Of all the philosophical quotes about life that are often repeated, nothing makes more sense than the one that says, ‘life comes a full circle’. At various points in life, human goals keep changing. Aside from the main, core goals, a lot of temporary wishes, needs and wants make their appearance and flash away equally quickly, lost in the waves of other wishes that follow, or drowned in the quicksand that time is, making them lose their relevance.
Life’s achievements are always given additional value based on their effect on the person, rather than a material gain. And this is why sometimes what is a good goal to achieve at 8 seems good enough at 80 too! Human life is an elusive search for fulfillment, with the mind and the heart having very different ideas about what constitutes happiness and each following in their own wake, often clashing, but very rarely agreeing.
Anything that brings a smile to one’s (or a loved one’s) face, is never a cause for regret, the lines of morality and ability slightly blurring with the force of the love and importance shown towards the person in question, even if it is the self. While the ages in between are a muddle of immaturity, and a series of mistakes and learning, as man grows older, he also realises that children have life sorted out better than most adults.
The changing goals during the different ages are prioritised only up to a particular age, slowly losing their relevance or importance as that invisible deadline passes. But the ultimate goals that are not bound by any material things remain constant, always just under the surface, making all the other goals just look like different ways to the same ultimate destination.
While financial stability and a job would sound important in the twenties, and an own nest seeming a priority in the thirties (with romance finding its way somewhere in between), the importance of things would vary based on what is had and what is needed. Much like a juggler’s tools, the emotions, people, and things once deemed as the top priority might just be shifted downwards in the list, their value reducing or increasing proportionately to the ease of availability.
An individual’s happiness is often determined by other individuals at best, and superficial material things at worst, and seldom on the self. But the purest form of contentment at 90 comes from something as simple as when one is able to walk without the help of walking aids, forming slow, steady steps – a goal that would have been relevant to a 2 year old. The appreciation for remembering a series of phone numbers correctly at the age of 70 is something that would be relevant to a 7 year old child. The goals are similar, the ages different, but the underlying emotions are just the same.
Life comes a full circle in the way an adult grandkid would hold an old grandparent’s hand while crossing the road, much like the grandparent would have done with the same grandkid as a child. Life shows its symmetry in the way the meaning of family comes to be defined at the different ages. What starts with ‘my family consists of my parents and me’, moves on to ‘me, my spouse and kids’ would finally halt at, ‘my children and me’. The shifting of priority stems from the basic human nature of assuming a backseat in the presence of loved ones, a form of maturity that exists during childhood, wanes in between, and reappears with age.
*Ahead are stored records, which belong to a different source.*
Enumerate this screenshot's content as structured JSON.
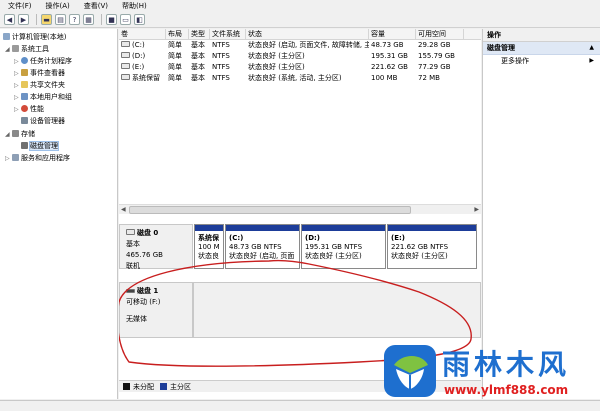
{
  "menu": [
    "文件(F)",
    "操作(A)",
    "查看(V)",
    "帮助(H)"
  ],
  "tree": {
    "root": "计算机管理(本地)",
    "system_tools": "系统工具",
    "task_scheduler": "任务计划程序",
    "event_viewer": "事件查看器",
    "shared_folders": "共享文件夹",
    "local_users": "本地用户和组",
    "performance": "性能",
    "device_manager": "设备管理器",
    "storage": "存储",
    "disk_management": "磁盘管理",
    "services_apps": "服务和应用程序"
  },
  "table": {
    "headers": [
      "卷",
      "布局",
      "类型",
      "文件系统",
      "状态",
      "容量",
      "可用空间"
    ],
    "rows": [
      [
        "(C:)",
        "简单",
        "基本",
        "NTFS",
        "状态良好 (启动, 页面文件, 故障转储, 主分区)",
        "48.73 GB",
        "29.28 GB"
      ],
      [
        "(D:)",
        "简单",
        "基本",
        "NTFS",
        "状态良好 (主分区)",
        "195.31 GB",
        "155.79 GB"
      ],
      [
        "(E:)",
        "简单",
        "基本",
        "NTFS",
        "状态良好 (主分区)",
        "221.62 GB",
        "77.29 GB"
      ],
      [
        "系统保留",
        "简单",
        "基本",
        "NTFS",
        "状态良好 (系统, 活动, 主分区)",
        "100 MB",
        "72 MB"
      ]
    ]
  },
  "disk0": {
    "name": "磁盘 0",
    "type": "基本",
    "size": "465.76 GB",
    "status": "联机",
    "partitions": [
      {
        "name": "系统保",
        "size": "100 M",
        "status": "状态良"
      },
      {
        "name": "(C:)",
        "size": "48.73 GB NTFS",
        "status": "状态良好 (启动, 页面"
      },
      {
        "name": "(D:)",
        "size": "195.31 GB NTFS",
        "status": "状态良好 (主分区)"
      },
      {
        "name": "(E:)",
        "size": "221.62 GB NTFS",
        "status": "状态良好 (主分区)"
      }
    ]
  },
  "disk1": {
    "name": "磁盘 1",
    "type": "可移动 (F:)",
    "status": "无媒体"
  },
  "legend": {
    "unallocated": "未分配",
    "primary": "主分区"
  },
  "actions": {
    "title": "操作",
    "section": "磁盘管理",
    "more": "更多操作"
  },
  "watermark": {
    "brand": "雨林木风",
    "url": "www.ylmf888.com"
  },
  "colors": {
    "primary_partition": "#1d3d99",
    "unallocated": "#111111",
    "selection": "#d9e6f7",
    "annotation_red": "#c81e1e",
    "brand_blue": "#1e6fcf"
  }
}
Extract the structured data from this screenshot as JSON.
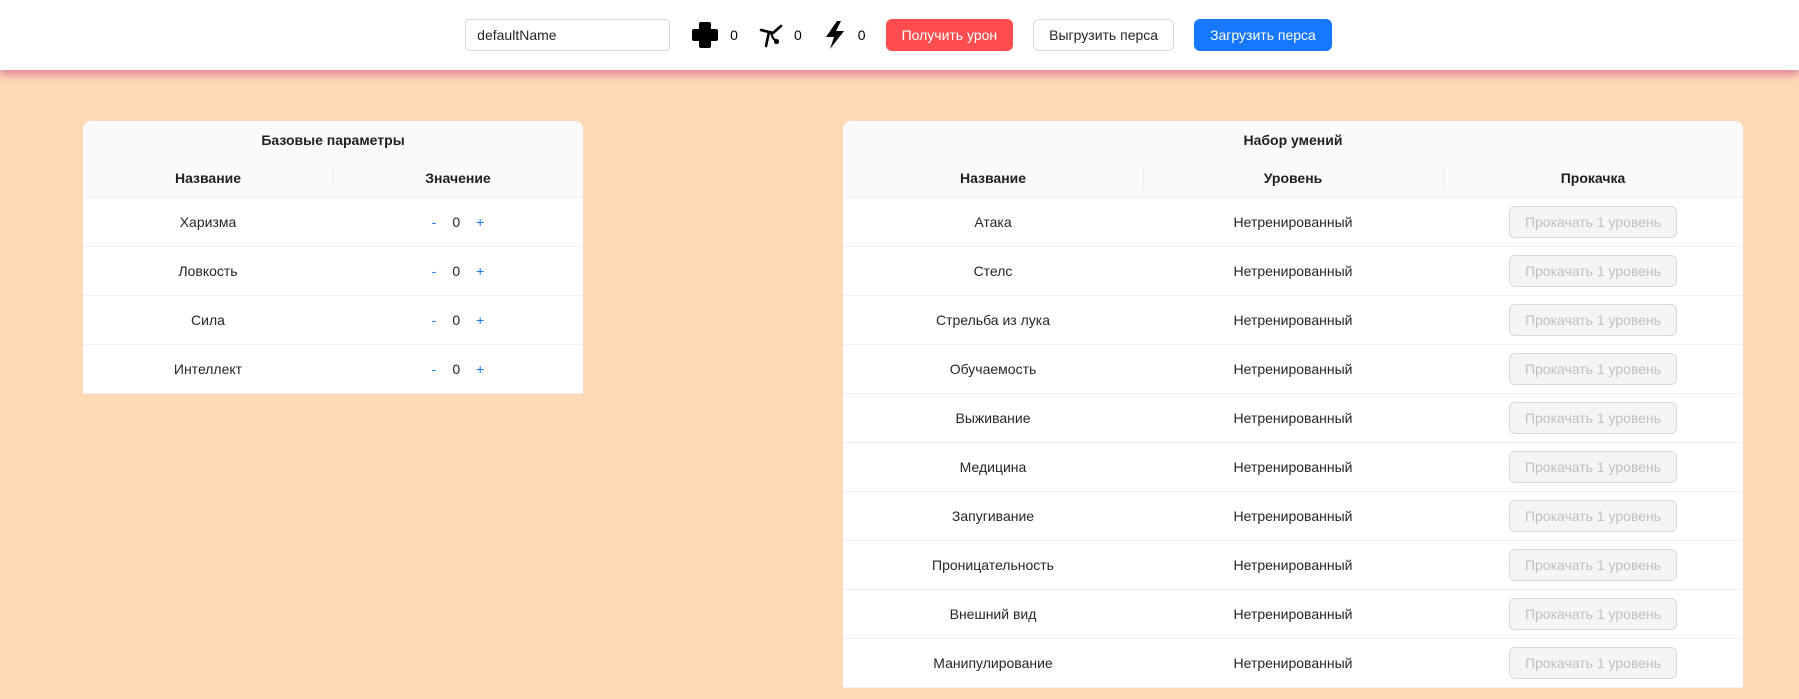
{
  "header": {
    "name_value": "defaultName",
    "stats": [
      {
        "icon": "health-cross-icon",
        "value": "0"
      },
      {
        "icon": "evasion-icon",
        "value": "0"
      },
      {
        "icon": "energy-bolt-icon",
        "value": "0"
      }
    ],
    "damage_button": "Получить урон",
    "export_button": "Выгрузить перса",
    "import_button": "Загрузить перса"
  },
  "base_params": {
    "title": "Базовые параметры",
    "columns": [
      "Название",
      "Значение"
    ],
    "minus": "-",
    "plus": "+",
    "rows": [
      {
        "name": "Харизма",
        "value": "0"
      },
      {
        "name": "Ловкость",
        "value": "0"
      },
      {
        "name": "Сила",
        "value": "0"
      },
      {
        "name": "Интеллект",
        "value": "0"
      }
    ]
  },
  "skills": {
    "title": "Набор умений",
    "columns": [
      "Название",
      "Уровень",
      "Прокачка"
    ],
    "rows": [
      {
        "name": "Атака",
        "level": "Нетренированный",
        "action": "Прокачать 1 уровень"
      },
      {
        "name": "Стелс",
        "level": "Нетренированный",
        "action": "Прокачать 1 уровень"
      },
      {
        "name": "Стрельба из лука",
        "level": "Нетренированный",
        "action": "Прокачать 1 уровень"
      },
      {
        "name": "Обучаемость",
        "level": "Нетренированный",
        "action": "Прокачать 1 уровень"
      },
      {
        "name": "Выживание",
        "level": "Нетренированный",
        "action": "Прокачать 1 уровень"
      },
      {
        "name": "Медицина",
        "level": "Нетренированный",
        "action": "Прокачать 1 уровень"
      },
      {
        "name": "Запугивание",
        "level": "Нетренированный",
        "action": "Прокачать 1 уровень"
      },
      {
        "name": "Проницательность",
        "level": "Нетренированный",
        "action": "Прокачать 1 уровень"
      },
      {
        "name": "Внешний вид",
        "level": "Нетренированный",
        "action": "Прокачать 1 уровень"
      },
      {
        "name": "Манипулирование",
        "level": "Нетренированный",
        "action": "Прокачать 1 уровень"
      }
    ]
  },
  "colors": {
    "background": "#fdd9b6",
    "header_shadow": "#db7093",
    "danger": "#ff4d4f",
    "primary": "#1677ff"
  }
}
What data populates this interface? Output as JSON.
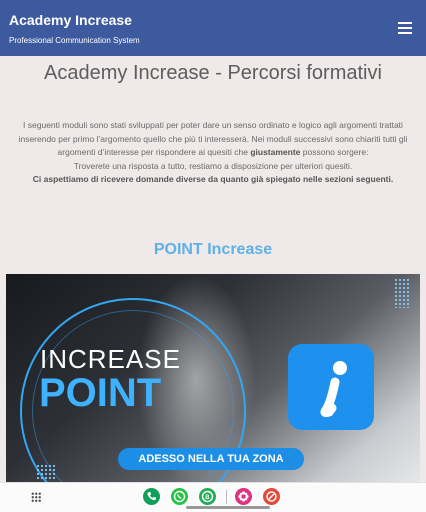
{
  "header": {
    "title": "Academy Increase",
    "subtitle": "Professional Communication System",
    "menu_icon": "hamburger-menu-icon"
  },
  "main": {
    "page_title": "Academy Increase - Percorsi formativi",
    "intro": {
      "line1": "I seguenti moduli sono stati sviluppati per poter dare un senso ordinato e logico agli argomenti trattati inserendo per primo l’argomento quello che più ti interesserà. Nei moduli successivi sono chiariti tutti gli argomenti d’interesse per rispondere ai quesiti che ",
      "emphasis": "giustamente",
      "line1_end": " possono sorgere:",
      "line2": "Troverete una risposta a tutto, restiamo a disposizione per ulteriori quesiti.",
      "line3": "Ci aspettiamo di ricevere domande diverse da quanto già spiegato nelle sezioni seguenti."
    },
    "section_title": "POINT Increase",
    "banner": {
      "word_top": "INCREASE",
      "word_bottom": "POINT",
      "cta": "ADESSO NELLA TUA ZONA",
      "logo_icon": "increase-logo-icon"
    }
  },
  "bottom_bar": {
    "apps_icon": "apps-grid-icon",
    "dock": [
      "phone-icon",
      "whatsapp-icon",
      "whatsapp-business-icon",
      "flower-app-icon",
      "dual-app-icon"
    ],
    "colors": {
      "phone": "#11a05a",
      "whatsapp": "#25c244",
      "whatsapp_business": "#1fae55",
      "flower": "#e0317f",
      "dual": "#e24a3b"
    }
  },
  "colors": {
    "header_bg": "#3d5a9e",
    "section_title": "#5fb0e6",
    "accent_blue": "#1d8ee6",
    "page_bg": "#efe9e9"
  }
}
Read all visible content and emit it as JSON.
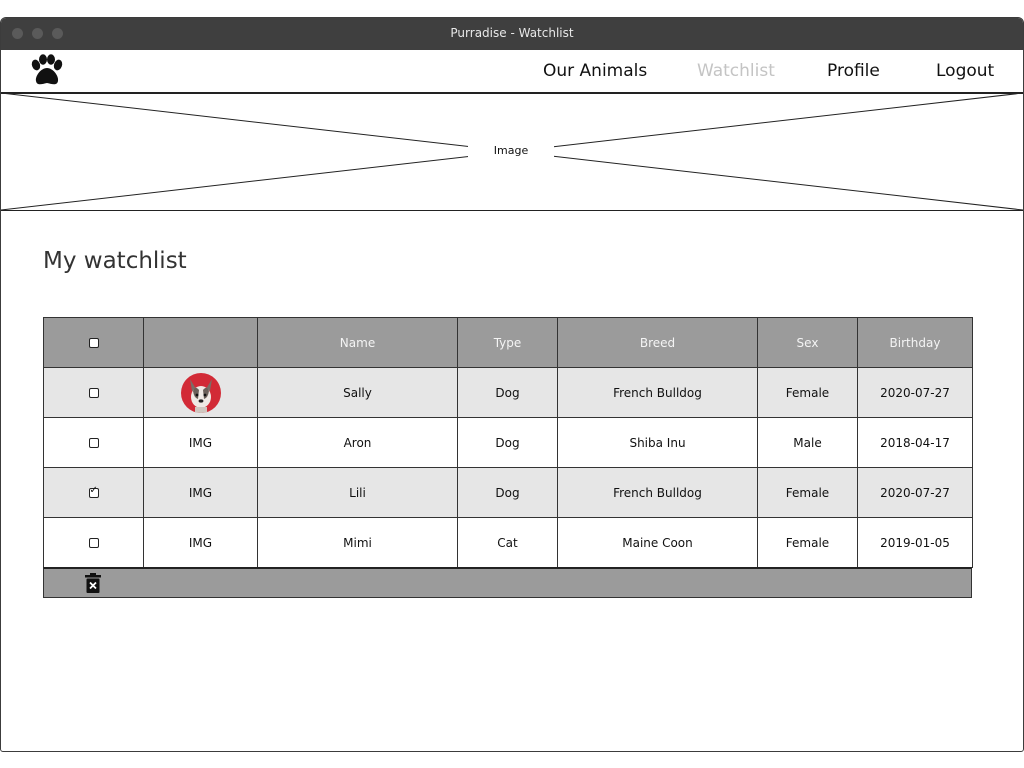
{
  "window": {
    "title": "Purradise - Watchlist"
  },
  "nav": {
    "logo_icon": "paw-icon",
    "links": [
      {
        "label": "Our Animals",
        "active": false
      },
      {
        "label": "Watchlist",
        "active": true
      },
      {
        "label": "Profile",
        "active": false
      },
      {
        "label": "Logout",
        "active": false
      }
    ],
    "active_color": "#c4c4c4"
  },
  "hero": {
    "label": "Image"
  },
  "page": {
    "heading": "My watchlist"
  },
  "table": {
    "columns": [
      "",
      "",
      "Name",
      "Type",
      "Breed",
      "Sex",
      "Birthday"
    ],
    "select_all_checked": false,
    "rows": [
      {
        "checked": false,
        "image": "photo",
        "name": "Sally",
        "type": "Dog",
        "breed": "French Bulldog",
        "sex": "Female",
        "birthday": "2020-07-27"
      },
      {
        "checked": false,
        "image": "IMG",
        "name": "Aron",
        "type": "Dog",
        "breed": "Shiba Inu",
        "sex": "Male",
        "birthday": "2018-04-17"
      },
      {
        "checked": true,
        "image": "IMG",
        "name": "Lili",
        "type": "Dog",
        "breed": "French Bulldog",
        "sex": "Female",
        "birthday": "2020-07-27"
      },
      {
        "checked": false,
        "image": "IMG",
        "name": "Mimi",
        "type": "Cat",
        "breed": "Maine Coon",
        "sex": "Female",
        "birthday": "2019-01-05"
      }
    ],
    "footer": {
      "delete_icon": "trash-icon"
    }
  },
  "colors": {
    "header_bg": "#9b9b9b",
    "row_shade": "#e6e6e6",
    "avatar_bg": "#d22a36",
    "titlebar": "#3f3f3f"
  }
}
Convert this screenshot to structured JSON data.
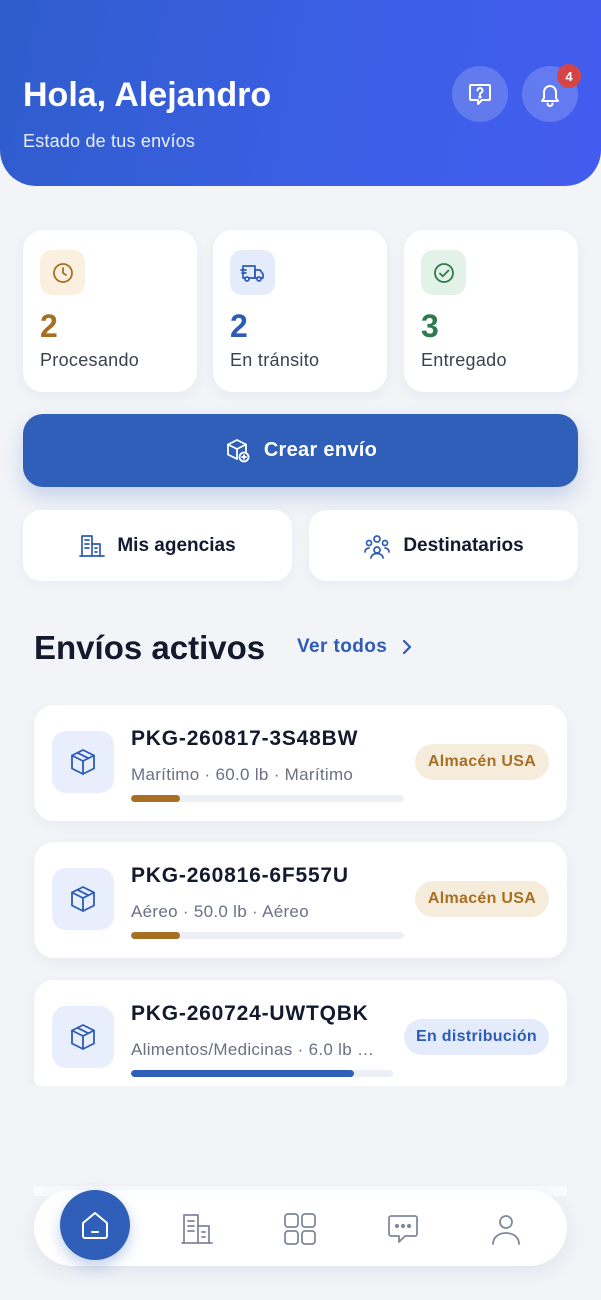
{
  "header": {
    "greeting": "Hola, Alejandro",
    "subtitle": "Estado de tus envíos",
    "help_icon": "help-chat-icon",
    "bell_icon": "bell-icon",
    "notification_count": "4"
  },
  "stats": [
    {
      "value": "2",
      "label": "Procesando",
      "icon": "clock-icon",
      "color": "#a86f24"
    },
    {
      "value": "2",
      "label": "En tránsito",
      "icon": "truck-icon",
      "color": "#2d5bb8"
    },
    {
      "value": "3",
      "label": "Entregado",
      "icon": "check-circle-icon",
      "color": "#2e7a4e"
    }
  ],
  "actions": {
    "create_label": "Crear envío",
    "agencies_label": "Mis agencias",
    "recipients_label": "Destinatarios"
  },
  "active": {
    "title": "Envíos activos",
    "see_all": "Ver todos"
  },
  "shipments": [
    {
      "id": "PKG-260817-3S48BW",
      "meta": "Marítimo · 60.0 lb · Marítimo",
      "status": "Almacén USA",
      "progress": 0.18,
      "status_color": "#a86f24"
    },
    {
      "id": "PKG-260816-6F557U",
      "meta": "Aéreo · 50.0 lb · Aéreo",
      "status": "Almacén USA",
      "progress": 0.18,
      "status_color": "#a86f24"
    },
    {
      "id": "PKG-260724-UWTQBK",
      "meta": "Alimentos/Medicinas · 6.0 lb …",
      "status": "En distribución",
      "progress": 0.85,
      "status_color": "#2d5bb8"
    }
  ],
  "nav": {
    "items": [
      "home-icon",
      "agencies-icon",
      "grid-icon",
      "chat-icon",
      "profile-icon"
    ],
    "active": "home-icon"
  },
  "colors": {
    "primary": "#2f5fb8",
    "header_gradient_start": "#2f5dcc",
    "header_gradient_end": "#435cf0",
    "badge_red": "#d64545"
  }
}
The admiration little children have for their parents could be matched by the adoration a grandparent would have for their grandkid, both happening as a by-product of the love that decrees that there is no better person in the world! With age, the superficial nature of material acquisitions is more evident, bringing the mind back to the innocence of childhood. What changes with age is the understanding that a few things that seemed valueless as a child, and invaluable as a growing adult would only grow increasingly worthless as age progresses.
In that sense, may be life does come one full circle, only deviating in between!